Restate all the data word for word and omit the pictures.

[Records drawn from a dataset]
******************************
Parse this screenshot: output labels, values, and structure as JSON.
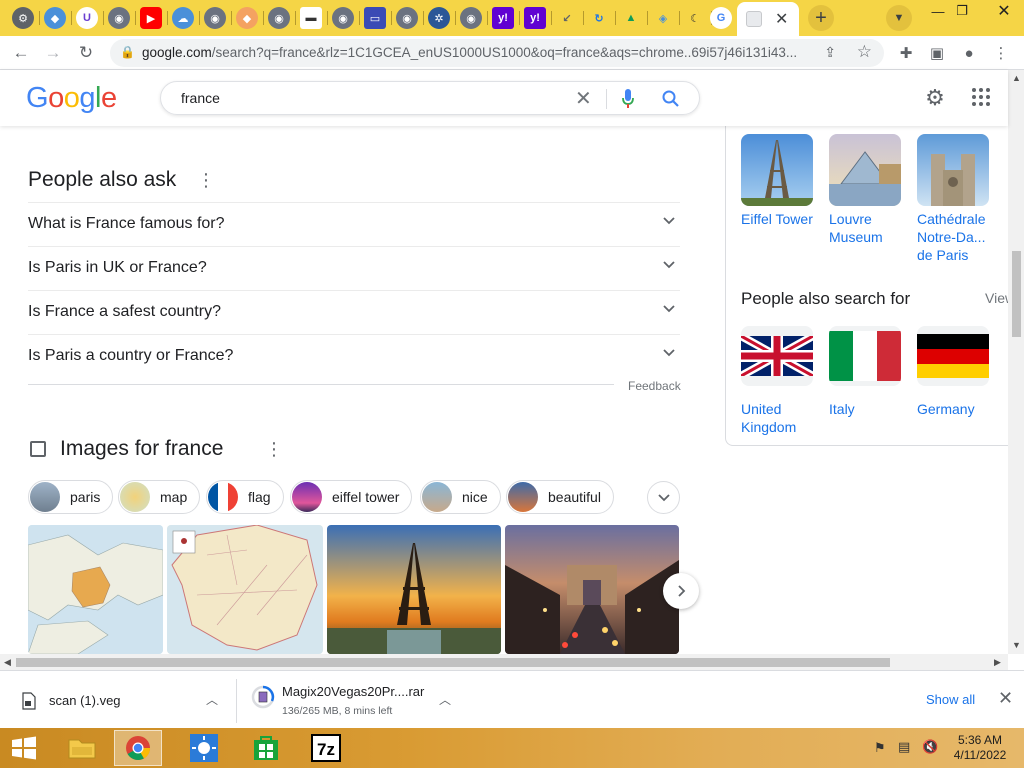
{
  "browser": {
    "address": {
      "host": "google.com",
      "path": "/search?q=france&rlz=1C1GCEA_enUS1000US1000&oq=france&aqs=chrome..69i57j46i131i43..."
    },
    "active_tab_close": "✕",
    "new_tab": "+"
  },
  "google": {
    "logo": "Google",
    "query": "france"
  },
  "people_also_ask": {
    "title": "People also ask",
    "questions": [
      "What is France famous for?",
      "Is Paris in UK or France?",
      "Is France a safest country?",
      "Is Paris a country or France?"
    ],
    "feedback": "Feedback"
  },
  "images": {
    "title": "Images for france",
    "chips": [
      "paris",
      "map",
      "flag",
      "eiffel tower",
      "nice",
      "beautiful"
    ]
  },
  "knowledge_panel": {
    "landmarks": [
      {
        "name": "Eiffel Tower"
      },
      {
        "name": "Louvre Museum"
      },
      {
        "name": "Cathédrale Notre-Da... de Paris"
      }
    ],
    "people_also_search_for": {
      "title": "People also search for",
      "view": "View",
      "items": [
        {
          "name": "United Kingdom"
        },
        {
          "name": "Italy"
        },
        {
          "name": "Germany"
        }
      ]
    }
  },
  "downloads": {
    "items": [
      {
        "name": "scan (1).veg",
        "status": ""
      },
      {
        "name": "Magix20Vegas20Pr....rar",
        "status": "136/265 MB, 8 mins left"
      }
    ],
    "show_all": "Show all"
  },
  "taskbar": {
    "time": "5:36 AM",
    "date": "4/11/2022"
  },
  "colors": {
    "tabstrip": "#f5d546",
    "link": "#1a73e8",
    "taskbar": "#d99b33"
  }
}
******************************
* **Task result**
Parse this screenshot: output labels, values, and structure as JSON.
{
  "browser": {
    "address": {
      "host": "google.com",
      "path": "/search?q=france&rlz=1C1GCEA_enUS1000US1000&oq=france&aqs=chrome..69i57j46i131i43..."
    },
    "active_tab_close": "✕",
    "new_tab": "+"
  },
  "google": {
    "logo": "Google",
    "query": "france"
  },
  "people_also_ask": {
    "title": "People also ask",
    "questions": [
      "What is France famous for?",
      "Is Paris in UK or France?",
      "Is France a safest country?",
      "Is Paris a country or France?"
    ],
    "feedback": "Feedback"
  },
  "images": {
    "title": "Images for france",
    "chips": [
      "paris",
      "map",
      "flag",
      "eiffel tower",
      "nice",
      "beautiful"
    ]
  },
  "knowledge_panel": {
    "landmarks": [
      {
        "name": "Eiffel Tower"
      },
      {
        "name": "Louvre Museum"
      },
      {
        "name": "Cathédrale Notre-Da... de Paris"
      }
    ],
    "people_also_search_for": {
      "title": "People also search for",
      "view": "View",
      "items": [
        {
          "name": "United Kingdom"
        },
        {
          "name": "Italy"
        },
        {
          "name": "Germany"
        }
      ]
    }
  },
  "downloads": {
    "items": [
      {
        "name": "scan (1).veg",
        "status": ""
      },
      {
        "name": "Magix20Vegas20Pr....rar",
        "status": "136/265 MB, 8 mins left"
      }
    ],
    "show_all": "Show all"
  },
  "taskbar": {
    "time": "5:36 AM",
    "date": "4/11/2022"
  },
  "colors": {
    "tabstrip": "#f5d546",
    "link": "#1a73e8",
    "taskbar": "#d99b33"
  }
}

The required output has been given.